Congratulations to the editorial staff for taking a stand on electoral reform in British Columbia (Our View – Change can be a scary thing – Oct 26), and good for you for carrying a letter advocating for the status quo. The author appears to represent those in society who find change scary, those who would rather live with a familiar pain than risk an unfamiliar pleasure.
I do agree with his take on the concern people should have about the role politicians and political parties will play in filling the blanks on any model of proportional representation adopted, but I note he failed to explain why British Columbians should stay with a model that provides those very politicians representing well under 40 per cent of the popular vote uncontrolled power over those representing over 60 per cent of the electorate. That just does not make sense to me.
I am a “Caniwi” – my mother was from Saskatoon, my father from Whanganui, New Zealand. New Zealand has had Mixed Member Proportional for coming up on 30 years, adopted after a party received a majority in the New Zealand parliament having earned significantly fewer votes than the party that ended up in opposition.

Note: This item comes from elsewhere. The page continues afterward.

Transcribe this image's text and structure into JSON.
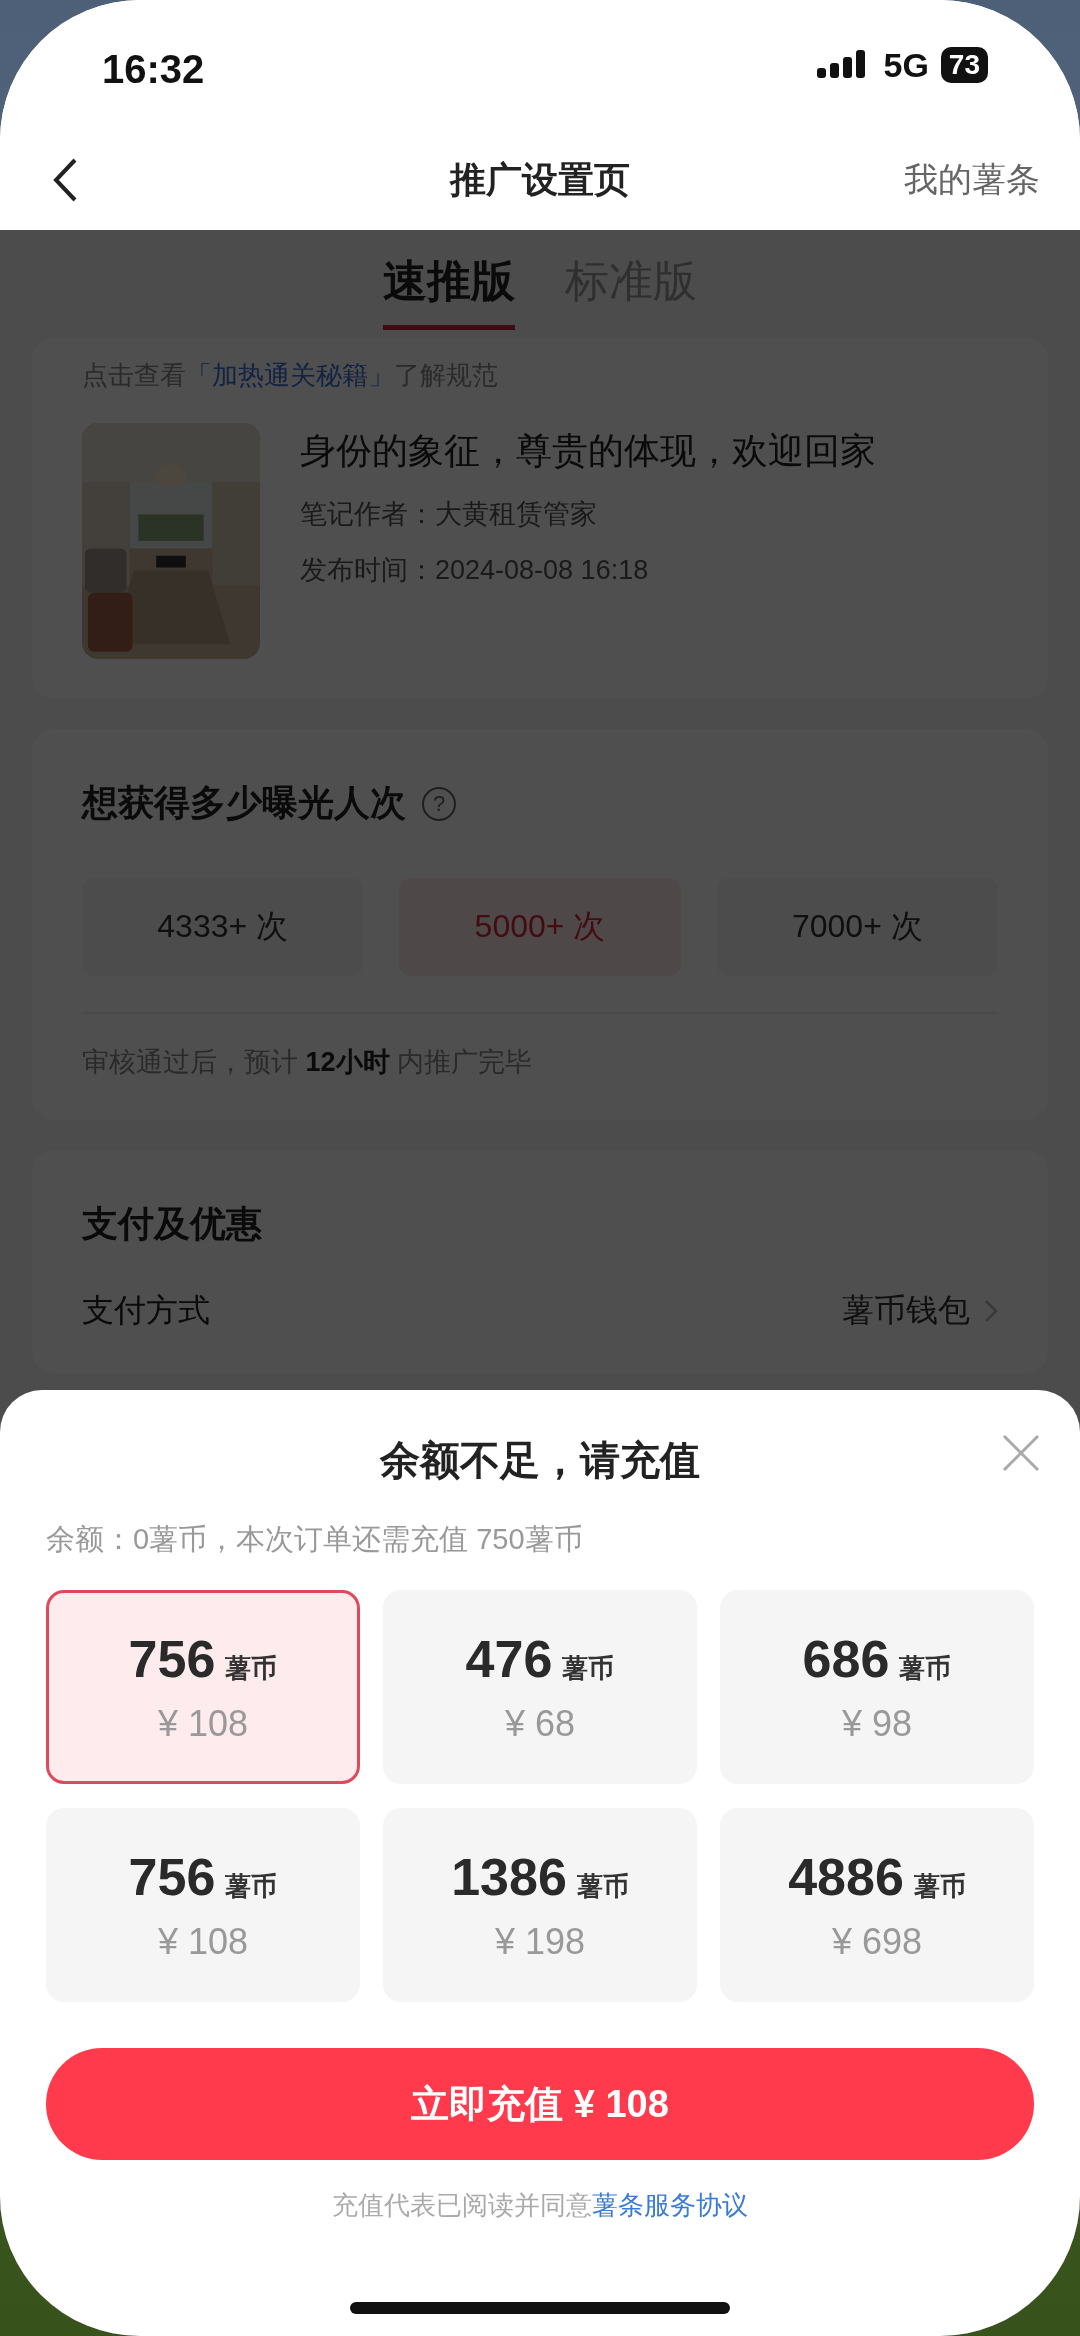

On a recent visit, my uncle, a retired economics professor, confirmed that the country is very satisfied with MMP and that it is functioning well, with a far greater range of perspectives contributing to decisions. I’ve polled other family and friends there, and I have not heard from anyone dissatisfied with MMP. And no, lunatic fringe elements do not have a disproportionate amount of control – those folks are safely ensconced on the lunatic fringe.
Any major party that cynically allowed them disproportionate power in order to stay in power would pay a mighty price the next time they went to the polls, and I believe that is how PR will work in British Columbia.
Proportional representation is not a perfect solution to the tyranny of First Past the Post – a legislature composed of bright, creative independent members unfettered by party ideology and dogma would be far more democratic – but until that happens, I’ll happily take whatever model of PR we adopt over FPTP.